  • NEW MEXICO ENERGY FUTURE

New Mexico regulators chart course for coal plant closureALBUQUERQUE, N.M. (AP) — New Mexico regulators have decided on a course for how they will handle a major utility case that marks the beginning of the end for coal-fired electricity generation in the state.The state's largest utility, Public Service Co. of New Mexico, recently submitted its application for closing the San Juan Generating Station in northwestern New Mexico. The filing includes a mechanism for financing the closure and options for replacing the lost capacity — both elements tied directly to the state's new energy transition law.The Public Regulation Commission on Wednesday voted to split the proceeding into two parts — one for the closure and financing and the other for the replacement power.Commissioners and staff say they expect numerous legal issues to be raised as the effects of any decision will be felt for decades.

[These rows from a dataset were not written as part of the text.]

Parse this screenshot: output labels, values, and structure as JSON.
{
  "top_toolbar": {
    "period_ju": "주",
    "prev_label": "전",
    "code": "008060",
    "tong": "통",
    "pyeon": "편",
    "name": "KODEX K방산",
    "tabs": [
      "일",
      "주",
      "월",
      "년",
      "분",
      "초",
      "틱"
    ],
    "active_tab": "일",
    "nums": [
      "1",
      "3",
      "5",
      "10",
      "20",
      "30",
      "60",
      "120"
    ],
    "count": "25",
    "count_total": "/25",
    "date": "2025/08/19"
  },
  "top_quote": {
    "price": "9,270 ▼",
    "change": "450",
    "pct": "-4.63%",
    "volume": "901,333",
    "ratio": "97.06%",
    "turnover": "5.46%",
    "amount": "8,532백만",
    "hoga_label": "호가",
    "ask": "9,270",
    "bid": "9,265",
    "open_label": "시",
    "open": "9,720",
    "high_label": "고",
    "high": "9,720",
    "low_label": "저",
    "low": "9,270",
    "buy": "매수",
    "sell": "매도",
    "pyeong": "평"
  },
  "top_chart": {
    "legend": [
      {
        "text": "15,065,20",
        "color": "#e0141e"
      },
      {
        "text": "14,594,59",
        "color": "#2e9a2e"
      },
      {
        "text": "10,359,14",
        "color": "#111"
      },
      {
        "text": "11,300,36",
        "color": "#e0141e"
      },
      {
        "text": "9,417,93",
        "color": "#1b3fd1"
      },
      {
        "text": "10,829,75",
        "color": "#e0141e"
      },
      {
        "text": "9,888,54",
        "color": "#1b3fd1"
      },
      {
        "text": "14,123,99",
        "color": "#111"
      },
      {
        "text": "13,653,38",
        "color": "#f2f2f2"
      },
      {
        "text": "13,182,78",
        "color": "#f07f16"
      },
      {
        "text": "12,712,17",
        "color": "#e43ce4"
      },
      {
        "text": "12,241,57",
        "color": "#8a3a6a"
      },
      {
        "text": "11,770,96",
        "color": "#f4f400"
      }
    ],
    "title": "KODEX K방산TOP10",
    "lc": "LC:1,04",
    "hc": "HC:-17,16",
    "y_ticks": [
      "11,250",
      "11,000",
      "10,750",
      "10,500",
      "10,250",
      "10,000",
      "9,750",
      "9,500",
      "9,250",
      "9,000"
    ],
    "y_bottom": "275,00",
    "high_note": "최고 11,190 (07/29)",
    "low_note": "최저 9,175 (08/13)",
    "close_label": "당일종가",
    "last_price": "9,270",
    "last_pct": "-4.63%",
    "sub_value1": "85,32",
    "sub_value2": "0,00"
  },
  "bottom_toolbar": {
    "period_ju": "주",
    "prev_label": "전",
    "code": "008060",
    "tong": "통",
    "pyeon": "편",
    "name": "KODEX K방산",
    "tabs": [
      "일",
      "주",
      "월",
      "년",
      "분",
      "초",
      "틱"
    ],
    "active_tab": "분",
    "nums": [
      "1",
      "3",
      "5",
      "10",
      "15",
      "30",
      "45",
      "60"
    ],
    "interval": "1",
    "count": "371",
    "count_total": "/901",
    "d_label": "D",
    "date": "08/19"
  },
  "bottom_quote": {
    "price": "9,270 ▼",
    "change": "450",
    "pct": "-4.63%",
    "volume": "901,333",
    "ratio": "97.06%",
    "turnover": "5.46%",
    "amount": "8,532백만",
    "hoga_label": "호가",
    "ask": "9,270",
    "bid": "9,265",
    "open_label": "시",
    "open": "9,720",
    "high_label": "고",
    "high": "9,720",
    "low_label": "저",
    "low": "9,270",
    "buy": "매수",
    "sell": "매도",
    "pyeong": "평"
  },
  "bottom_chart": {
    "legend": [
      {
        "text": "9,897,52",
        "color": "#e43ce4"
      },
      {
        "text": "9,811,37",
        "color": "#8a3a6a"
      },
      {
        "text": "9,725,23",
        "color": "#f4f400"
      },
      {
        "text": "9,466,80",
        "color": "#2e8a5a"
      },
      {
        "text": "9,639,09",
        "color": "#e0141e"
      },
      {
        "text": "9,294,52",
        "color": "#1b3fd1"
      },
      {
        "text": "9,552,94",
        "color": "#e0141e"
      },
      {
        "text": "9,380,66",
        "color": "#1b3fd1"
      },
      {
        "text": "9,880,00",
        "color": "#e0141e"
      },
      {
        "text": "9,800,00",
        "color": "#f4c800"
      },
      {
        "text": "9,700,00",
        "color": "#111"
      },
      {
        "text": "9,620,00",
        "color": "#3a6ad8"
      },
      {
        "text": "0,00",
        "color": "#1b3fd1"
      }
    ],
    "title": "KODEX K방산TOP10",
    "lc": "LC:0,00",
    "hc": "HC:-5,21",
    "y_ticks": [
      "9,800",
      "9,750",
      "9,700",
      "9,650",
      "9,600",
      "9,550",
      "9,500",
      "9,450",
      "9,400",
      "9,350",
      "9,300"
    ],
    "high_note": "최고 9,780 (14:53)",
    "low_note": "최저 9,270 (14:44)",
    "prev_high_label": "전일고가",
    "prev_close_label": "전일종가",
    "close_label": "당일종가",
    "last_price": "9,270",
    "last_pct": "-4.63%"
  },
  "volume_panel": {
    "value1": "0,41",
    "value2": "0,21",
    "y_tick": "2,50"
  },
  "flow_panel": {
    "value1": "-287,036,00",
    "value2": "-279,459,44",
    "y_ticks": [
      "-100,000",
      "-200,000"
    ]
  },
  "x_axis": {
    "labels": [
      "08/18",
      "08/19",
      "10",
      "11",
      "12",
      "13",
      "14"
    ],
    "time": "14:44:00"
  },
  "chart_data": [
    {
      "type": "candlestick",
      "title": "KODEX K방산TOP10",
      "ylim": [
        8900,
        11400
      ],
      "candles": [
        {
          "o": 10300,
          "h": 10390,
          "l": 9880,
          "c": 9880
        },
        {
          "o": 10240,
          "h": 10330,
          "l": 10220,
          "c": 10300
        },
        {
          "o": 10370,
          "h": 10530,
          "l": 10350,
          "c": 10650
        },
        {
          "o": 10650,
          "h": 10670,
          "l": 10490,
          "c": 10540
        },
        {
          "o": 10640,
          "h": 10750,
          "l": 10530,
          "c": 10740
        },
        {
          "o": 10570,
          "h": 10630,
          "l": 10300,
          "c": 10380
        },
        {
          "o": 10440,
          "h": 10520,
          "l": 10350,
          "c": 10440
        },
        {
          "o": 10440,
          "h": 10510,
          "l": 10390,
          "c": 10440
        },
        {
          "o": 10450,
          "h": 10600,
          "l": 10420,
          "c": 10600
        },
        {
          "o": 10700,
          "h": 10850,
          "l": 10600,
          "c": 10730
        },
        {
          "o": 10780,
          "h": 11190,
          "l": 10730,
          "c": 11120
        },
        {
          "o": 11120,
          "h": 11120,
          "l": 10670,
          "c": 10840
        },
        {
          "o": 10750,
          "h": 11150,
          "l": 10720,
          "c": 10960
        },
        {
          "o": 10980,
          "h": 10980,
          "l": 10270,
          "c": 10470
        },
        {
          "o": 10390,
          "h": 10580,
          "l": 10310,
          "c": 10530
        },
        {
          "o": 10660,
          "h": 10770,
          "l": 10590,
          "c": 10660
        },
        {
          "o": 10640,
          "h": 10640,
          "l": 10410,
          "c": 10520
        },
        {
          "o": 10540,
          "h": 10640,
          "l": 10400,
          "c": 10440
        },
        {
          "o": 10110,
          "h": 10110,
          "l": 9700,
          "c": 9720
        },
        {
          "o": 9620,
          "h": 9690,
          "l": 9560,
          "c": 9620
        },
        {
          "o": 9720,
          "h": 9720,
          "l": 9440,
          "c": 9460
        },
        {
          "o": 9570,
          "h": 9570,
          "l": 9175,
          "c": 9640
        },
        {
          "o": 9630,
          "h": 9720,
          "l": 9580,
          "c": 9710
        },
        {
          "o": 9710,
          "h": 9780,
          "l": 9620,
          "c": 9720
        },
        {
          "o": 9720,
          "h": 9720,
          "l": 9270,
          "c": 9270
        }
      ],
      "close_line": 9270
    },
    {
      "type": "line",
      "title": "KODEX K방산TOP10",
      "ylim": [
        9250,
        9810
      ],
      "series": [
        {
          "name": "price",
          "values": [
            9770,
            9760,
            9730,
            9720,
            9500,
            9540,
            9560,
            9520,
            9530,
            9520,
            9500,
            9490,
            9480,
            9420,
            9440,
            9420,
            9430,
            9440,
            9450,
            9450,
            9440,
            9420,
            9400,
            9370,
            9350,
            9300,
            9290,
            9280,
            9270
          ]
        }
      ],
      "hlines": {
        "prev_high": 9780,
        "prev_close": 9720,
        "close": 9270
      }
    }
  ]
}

  • TRI-STATE FEDERAL OVERSIGHT

Colorado-based power provider now under federal regulation(Information from: The Denver Post, http://www.denverpost.com)DENVER (AP) — A Colorado-based power provider serving four states has voted for the federal government to regulate it.The Denver Post reported Wednesday that the Federal Energy Regulatory Commission will oversee the Tri-State Generation and Transmission Association and set its electric rates.Tri-State says the move will give it more flexibility than being regulated by four states where it serves electric cooperatives: Colorado, Wyoming, New Mexico and Nebraska.Colorado lawmakers say they asked for a delay in the decision last week because they wanted more time to determine the implications of the change.A new law requires Colorado regulators to approve Tri-State's plans for where it gets its power, whether from coal or renewable sources.State agencies say their ability to regulate planning, emissions and environmental issues will not change.___